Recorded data
========================

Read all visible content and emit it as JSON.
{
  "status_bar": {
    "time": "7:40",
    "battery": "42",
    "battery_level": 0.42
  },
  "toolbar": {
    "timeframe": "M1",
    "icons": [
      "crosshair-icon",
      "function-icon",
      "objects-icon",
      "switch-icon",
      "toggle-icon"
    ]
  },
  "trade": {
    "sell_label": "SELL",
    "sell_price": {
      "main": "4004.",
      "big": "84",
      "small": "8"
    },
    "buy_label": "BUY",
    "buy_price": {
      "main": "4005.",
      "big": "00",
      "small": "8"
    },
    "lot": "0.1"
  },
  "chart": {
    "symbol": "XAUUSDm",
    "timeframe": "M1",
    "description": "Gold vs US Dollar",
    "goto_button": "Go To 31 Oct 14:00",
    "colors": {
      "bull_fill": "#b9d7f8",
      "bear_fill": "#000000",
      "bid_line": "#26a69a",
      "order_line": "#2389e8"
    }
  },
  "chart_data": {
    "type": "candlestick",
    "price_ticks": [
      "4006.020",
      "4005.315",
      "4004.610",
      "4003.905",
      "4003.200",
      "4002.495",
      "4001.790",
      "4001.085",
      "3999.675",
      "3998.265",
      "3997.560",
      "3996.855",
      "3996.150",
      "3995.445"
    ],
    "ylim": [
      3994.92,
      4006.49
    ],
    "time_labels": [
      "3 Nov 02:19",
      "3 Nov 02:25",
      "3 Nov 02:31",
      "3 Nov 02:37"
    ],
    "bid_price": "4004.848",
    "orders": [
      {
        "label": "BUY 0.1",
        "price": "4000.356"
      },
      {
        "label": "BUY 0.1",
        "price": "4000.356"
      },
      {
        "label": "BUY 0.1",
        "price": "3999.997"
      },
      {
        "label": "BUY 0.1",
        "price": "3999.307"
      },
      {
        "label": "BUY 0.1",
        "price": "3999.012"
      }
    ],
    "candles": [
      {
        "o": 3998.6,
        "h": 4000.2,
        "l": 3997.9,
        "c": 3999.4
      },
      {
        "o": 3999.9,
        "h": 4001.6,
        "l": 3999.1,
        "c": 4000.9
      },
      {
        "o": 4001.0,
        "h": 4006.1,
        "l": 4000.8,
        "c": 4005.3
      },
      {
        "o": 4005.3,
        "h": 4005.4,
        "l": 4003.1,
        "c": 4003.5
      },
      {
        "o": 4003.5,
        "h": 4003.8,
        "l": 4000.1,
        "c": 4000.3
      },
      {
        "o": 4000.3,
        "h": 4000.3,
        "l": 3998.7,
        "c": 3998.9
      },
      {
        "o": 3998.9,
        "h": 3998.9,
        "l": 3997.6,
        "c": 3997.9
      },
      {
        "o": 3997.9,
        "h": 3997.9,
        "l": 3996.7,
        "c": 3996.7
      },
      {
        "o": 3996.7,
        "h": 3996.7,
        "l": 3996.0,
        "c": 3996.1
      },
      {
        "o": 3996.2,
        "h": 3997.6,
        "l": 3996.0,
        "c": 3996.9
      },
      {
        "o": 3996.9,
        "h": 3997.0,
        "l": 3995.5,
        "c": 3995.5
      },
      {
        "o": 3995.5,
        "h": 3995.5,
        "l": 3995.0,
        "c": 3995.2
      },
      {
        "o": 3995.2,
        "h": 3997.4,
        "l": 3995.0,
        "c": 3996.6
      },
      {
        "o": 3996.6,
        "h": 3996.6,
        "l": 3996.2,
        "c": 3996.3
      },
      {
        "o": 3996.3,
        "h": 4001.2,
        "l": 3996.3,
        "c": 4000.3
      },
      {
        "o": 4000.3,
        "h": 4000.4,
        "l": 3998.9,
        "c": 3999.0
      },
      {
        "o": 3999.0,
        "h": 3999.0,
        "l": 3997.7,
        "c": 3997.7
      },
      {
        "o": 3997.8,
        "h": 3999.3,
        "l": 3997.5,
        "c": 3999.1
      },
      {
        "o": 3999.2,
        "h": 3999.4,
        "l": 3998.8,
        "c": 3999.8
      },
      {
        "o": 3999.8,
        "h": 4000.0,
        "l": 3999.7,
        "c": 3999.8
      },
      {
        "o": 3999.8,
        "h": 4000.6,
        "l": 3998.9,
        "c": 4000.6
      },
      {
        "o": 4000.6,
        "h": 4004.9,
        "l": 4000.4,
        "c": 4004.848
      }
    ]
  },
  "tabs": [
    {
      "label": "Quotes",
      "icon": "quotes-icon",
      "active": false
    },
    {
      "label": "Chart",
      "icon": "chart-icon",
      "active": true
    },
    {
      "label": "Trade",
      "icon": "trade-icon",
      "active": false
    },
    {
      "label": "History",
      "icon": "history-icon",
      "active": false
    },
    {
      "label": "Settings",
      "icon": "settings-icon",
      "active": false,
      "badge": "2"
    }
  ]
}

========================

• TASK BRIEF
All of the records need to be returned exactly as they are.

• ANSWER
Read all visible content and emit it as JSON.
{
  "status_bar": {
    "time": "7:40",
    "battery": "42",
    "battery_level": 0.42
  },
  "toolbar": {
    "timeframe": "M1",
    "icons": [
      "crosshair-icon",
      "function-icon",
      "objects-icon",
      "switch-icon",
      "toggle-icon"
    ]
  },
  "trade": {
    "sell_label": "SELL",
    "sell_price": {
      "main": "4004.",
      "big": "84",
      "small": "8"
    },
    "buy_label": "BUY",
    "buy_price": {
      "main": "4005.",
      "big": "00",
      "small": "8"
    },
    "lot": "0.1"
  },
  "chart": {
    "symbol": "XAUUSDm",
    "timeframe": "M1",
    "description": "Gold vs US Dollar",
    "goto_button": "Go To 31 Oct 14:00",
    "colors": {
      "bull_fill": "#b9d7f8",
      "bear_fill": "#000000",
      "bid_line": "#26a69a",
      "order_line": "#2389e8"
    }
  },
  "chart_data": {
    "type": "candlestick",
    "price_ticks": [
      "4006.020",
      "4005.315",
      "4004.610",
      "4003.905",
      "4003.200",
      "4002.495",
      "4001.790",
      "4001.085",
      "3999.675",
      "3998.265",
      "3997.560",
      "3996.855",
      "3996.150",
      "3995.445"
    ],
    "ylim": [
      3994.92,
      4006.49
    ],
    "time_labels": [
      "3 Nov 02:19",
      "3 Nov 02:25",
      "3 Nov 02:31",
      "3 Nov 02:37"
    ],
    "bid_price": "4004.848",
    "orders": [
      {
        "label": "BUY 0.1",
        "price": "4000.356"
      },
      {
        "label": "BUY 0.1",
        "price": "4000.356"
      },
      {
        "label": "BUY 0.1",
        "price": "3999.997"
      },
      {
        "label": "BUY 0.1",
        "price": "3999.307"
      },
      {
        "label": "BUY 0.1",
        "price": "3999.012"
      }
    ],
    "candles": [
      {
        "o": 3998.6,
        "h": 4000.2,
        "l": 3997.9,
        "c": 3999.4
      },
      {
        "o": 3999.9,
        "h": 4001.6,
        "l": 3999.1,
        "c": 4000.9
      },
      {
        "o": 4001.0,
        "h": 4006.1,
        "l": 4000.8,
        "c": 4005.3
      },
      {
        "o": 4005.3,
        "h": 4005.4,
        "l": 4003.1,
        "c": 4003.5
      },
      {
        "o": 4003.5,
        "h": 4003.8,
        "l": 4000.1,
        "c": 4000.3
      },
      {
        "o": 4000.3,
        "h": 4000.3,
        "l": 3998.7,
        "c": 3998.9
      },
      {
        "o": 3998.9,
        "h": 3998.9,
        "l": 3997.6,
        "c": 3997.9
      },
      {
        "o": 3997.9,
        "h": 3997.9,
        "l": 3996.7,
        "c": 3996.7
      },
      {
        "o": 3996.7,
        "h": 3996.7,
        "l": 3996.0,
        "c": 3996.1
      },
      {
        "o": 3996.2,
        "h": 3997.6,
        "l": 3996.0,
        "c": 3996.9
      },
      {
        "o": 3996.9,
        "h": 3997.0,
        "l": 3995.5,
        "c": 3995.5
      },
      {
        "o": 3995.5,
        "h": 3995.5,
        "l": 3995.0,
        "c": 3995.2
      },
      {
        "o": 3995.2,
        "h": 3997.4,
        "l": 3995.0,
        "c": 3996.6
      },
      {
        "o": 3996.6,
        "h": 3996.6,
        "l": 3996.2,
        "c": 3996.3
      },
      {
        "o": 3996.3,
        "h": 4001.2,
        "l": 3996.3,
        "c": 4000.3
      },
      {
        "o": 4000.3,
        "h": 4000.4,
        "l": 3998.9,
        "c": 3999.0
      },
      {
        "o": 3999.0,
        "h": 3999.0,
        "l": 3997.7,
        "c": 3997.7
      },
      {
        "o": 3997.8,
        "h": 3999.3,
        "l": 3997.5,
        "c": 3999.1
      },
      {
        "o": 3999.2,
        "h": 3999.4,
        "l": 3998.8,
        "c": 3999.8
      },
      {
        "o": 3999.8,
        "h": 4000.0,
        "l": 3999.7,
        "c": 3999.8
      },
      {
        "o": 3999.8,
        "h": 4000.6,
        "l": 3998.9,
        "c": 4000.6
      },
      {
        "o": 4000.6,
        "h": 4004.9,
        "l": 4000.4,
        "c": 4004.848
      }
    ]
  },
  "tabs": [
    {
      "label": "Quotes",
      "icon": "quotes-icon",
      "active": false
    },
    {
      "label": "Chart",
      "icon": "chart-icon",
      "active": true
    },
    {
      "label": "Trade",
      "icon": "trade-icon",
      "active": false
    },
    {
      "label": "History",
      "icon": "history-icon",
      "active": false
    },
    {
      "label": "Settings",
      "icon": "settings-icon",
      "active": false,
      "badge": "2"
    }
  ]
}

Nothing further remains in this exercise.